My classes were not going that well. And so, some time last month, in a moment of weakness (which lasted couple of days actually), I sent a few job applications. To keep myself and my CV in shape. So to speak.
To my surprise, I got a human-written response from one of the companies straight away. The job was a freelance editor, and I was sent an editing exercise consisting of three “extracts from papers to be published in international journals”. One of them was in the area of biochemistry, another medicine, and third pharmacology. I was asked to edit at least one of the text(s) using the change tracking tool and mark my time.
It seems that I did underestimate the difficulty of the task. I chose one abstract only (biochemistry) hoping to complete the editing in one hour. In fact I spent more than three hours. Frankly, this was the worst piece of “scientific writing” (no I cannot omit the quotes) I ever seen. Yes I understand that English is not the author’s native language. Even so, I started to doubt whether it even was a real abstract. Maybe it was specifically designed to test editor’s ability to remain sane. Or maybe, as Tamara suggested, it was some sort of crowdsourcing exercise and the company never intended to hire anyone in the first place. I sent the completed task away and forgot about if for a while.
But let’s assume that these abstracts/extracts are real. It is my deep conviction that humankind would lose nothing if they were never published. If the authors are unable to formulate what is the point of their work, in whatever language, with or without external help, these texts shouldn’t even have reached the editorial office. Ever. Period.
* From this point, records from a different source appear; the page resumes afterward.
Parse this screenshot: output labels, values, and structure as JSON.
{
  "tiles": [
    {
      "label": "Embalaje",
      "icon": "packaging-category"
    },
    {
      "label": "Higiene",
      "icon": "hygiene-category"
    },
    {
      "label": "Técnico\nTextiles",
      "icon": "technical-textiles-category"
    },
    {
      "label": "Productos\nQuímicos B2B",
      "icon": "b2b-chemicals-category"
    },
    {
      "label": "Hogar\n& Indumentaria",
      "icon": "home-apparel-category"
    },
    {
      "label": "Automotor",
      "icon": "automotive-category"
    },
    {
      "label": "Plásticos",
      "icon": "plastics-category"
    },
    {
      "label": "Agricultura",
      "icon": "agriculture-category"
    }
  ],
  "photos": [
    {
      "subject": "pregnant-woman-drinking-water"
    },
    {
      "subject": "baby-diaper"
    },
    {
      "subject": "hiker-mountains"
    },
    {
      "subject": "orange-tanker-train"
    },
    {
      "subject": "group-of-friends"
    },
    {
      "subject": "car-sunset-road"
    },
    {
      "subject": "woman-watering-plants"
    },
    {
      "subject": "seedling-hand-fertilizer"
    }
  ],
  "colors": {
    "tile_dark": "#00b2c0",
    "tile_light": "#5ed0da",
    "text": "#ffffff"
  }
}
To my surprise, one month later I got the response from the company thanking me for taking the test. The letter proceeded to say that, regrettably, the test did not meet their (unspecified) benchmark for freelancers and therefore they were unable to consider my application any further.
I should say that I feel relieved.